Presentation: Strange Stellar Remnants
What remains after a star dies? Most “go gentle into that good night”, leaving behind planetary nebulae and white dwarf stars fading into darkness. However, some stars “rage against the dying of the light”, resulting in supernovae and supernova remnants, neutron stars, pulsars, and magnetars. During this presentation, I will share a brief survey of these strange stellar remnants and how we observe them.
Speaker: David Moffett
David Moffett is Furman's astronomer and oversees the operation of the Timmons Planetarium.
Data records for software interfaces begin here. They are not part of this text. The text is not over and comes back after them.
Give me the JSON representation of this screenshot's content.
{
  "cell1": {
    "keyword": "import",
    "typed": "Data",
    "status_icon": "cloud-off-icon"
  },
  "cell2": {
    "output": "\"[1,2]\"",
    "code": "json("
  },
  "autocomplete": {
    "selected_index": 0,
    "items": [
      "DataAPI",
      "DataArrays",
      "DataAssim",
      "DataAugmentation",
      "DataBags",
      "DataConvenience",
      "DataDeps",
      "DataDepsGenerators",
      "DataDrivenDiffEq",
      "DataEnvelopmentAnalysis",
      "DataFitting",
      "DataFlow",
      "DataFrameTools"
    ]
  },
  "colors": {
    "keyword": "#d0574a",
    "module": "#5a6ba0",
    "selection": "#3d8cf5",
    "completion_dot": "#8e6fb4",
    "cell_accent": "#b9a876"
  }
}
He teaches introductory physics courses, astronomy, and mechanics, and he serves as the dual-degree advisor in engineering.
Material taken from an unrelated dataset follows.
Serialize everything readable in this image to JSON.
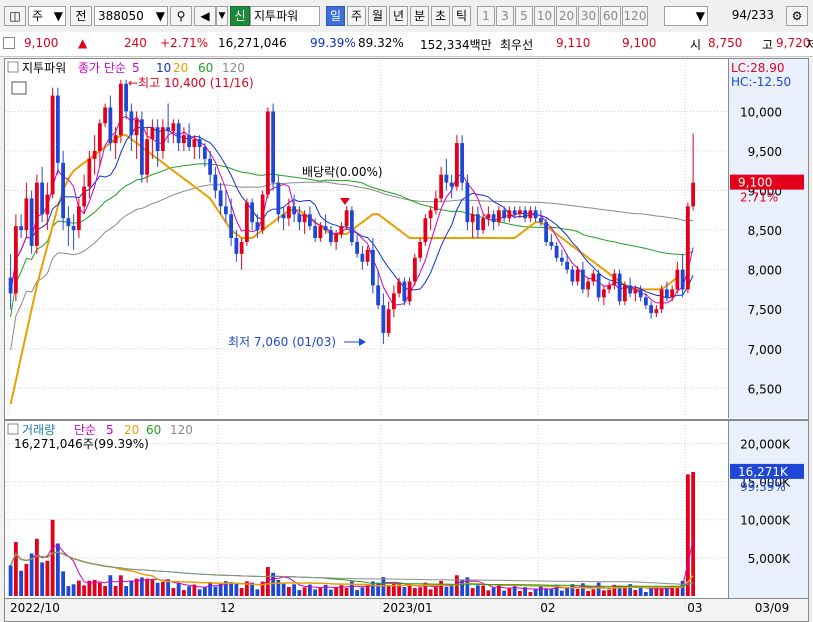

In addition to teaching at Furman, Moffett collaborates with faculty from the University of North Carolina at Chapel Hill to host the annual Educational Research In Radio Astronomy (ERIRA) workshop at the National Radio Astronomy Observatory in Greenbank, WV.
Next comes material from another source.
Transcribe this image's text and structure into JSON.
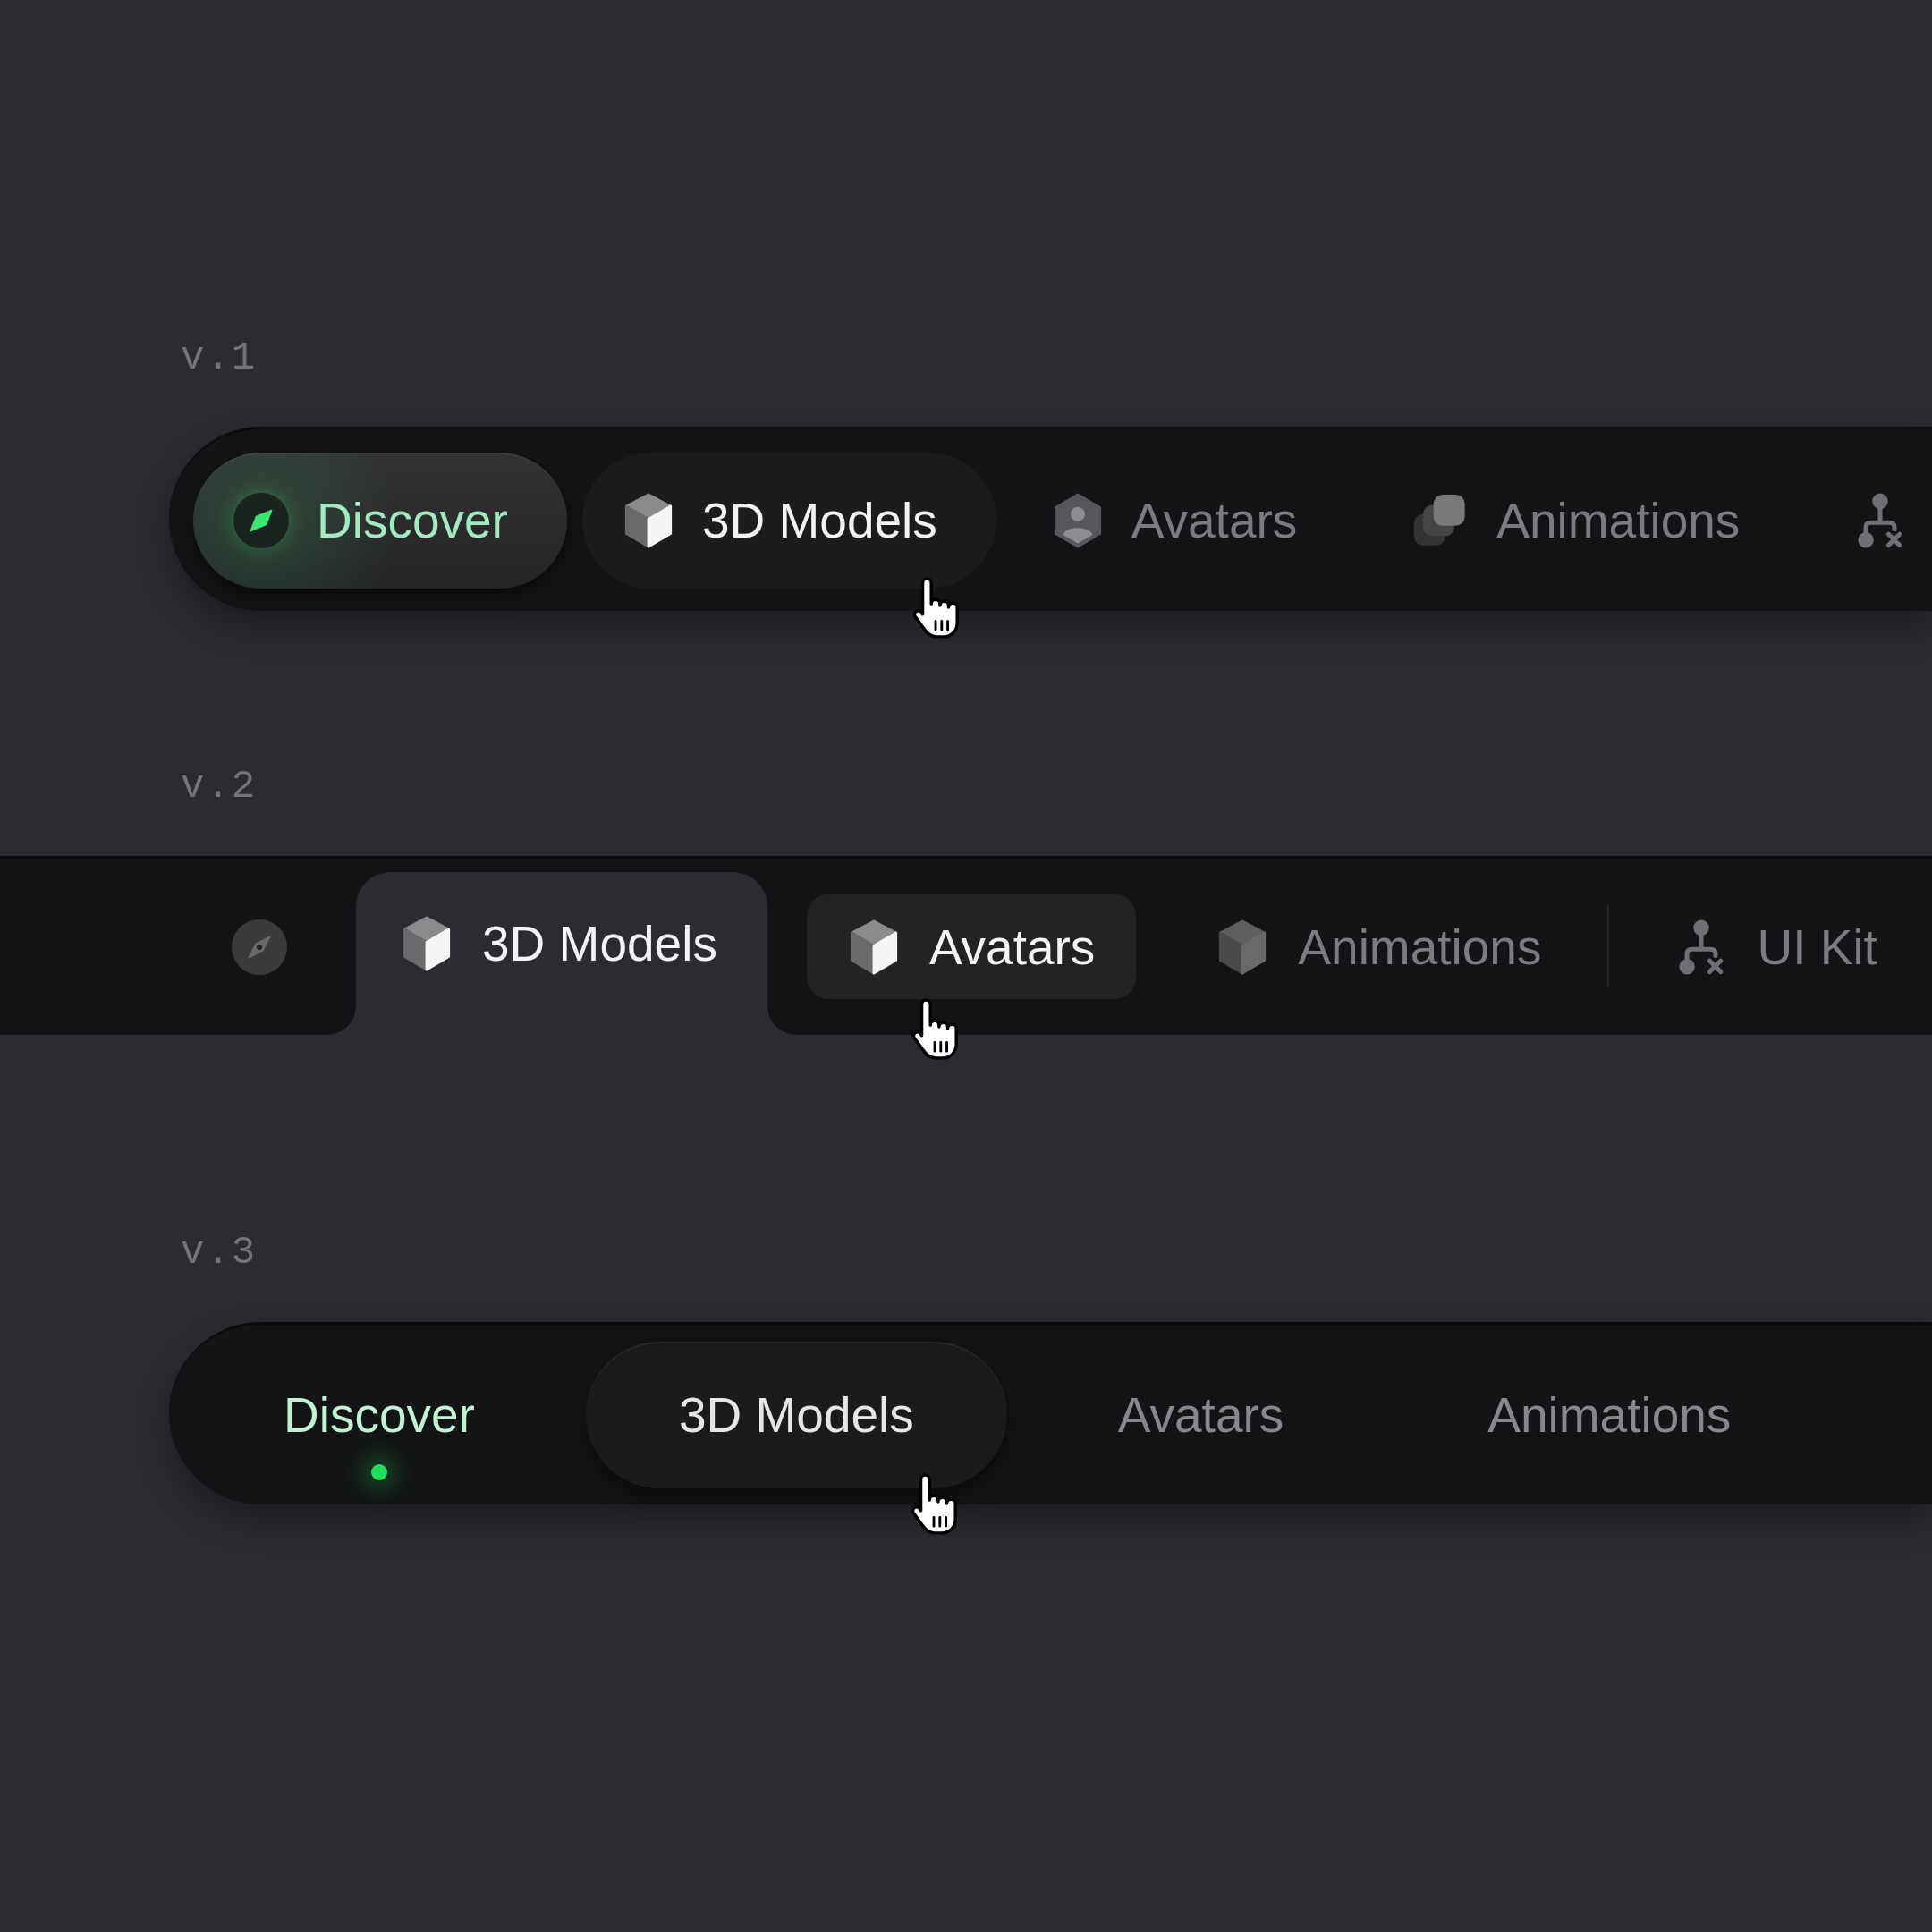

Dr. Moffett continues to perform radio astronomical observations of supernova remnants, and is currently working with Furman students to study the expansion and polarization properties of the remnant of the historical supernova of 1006 AD.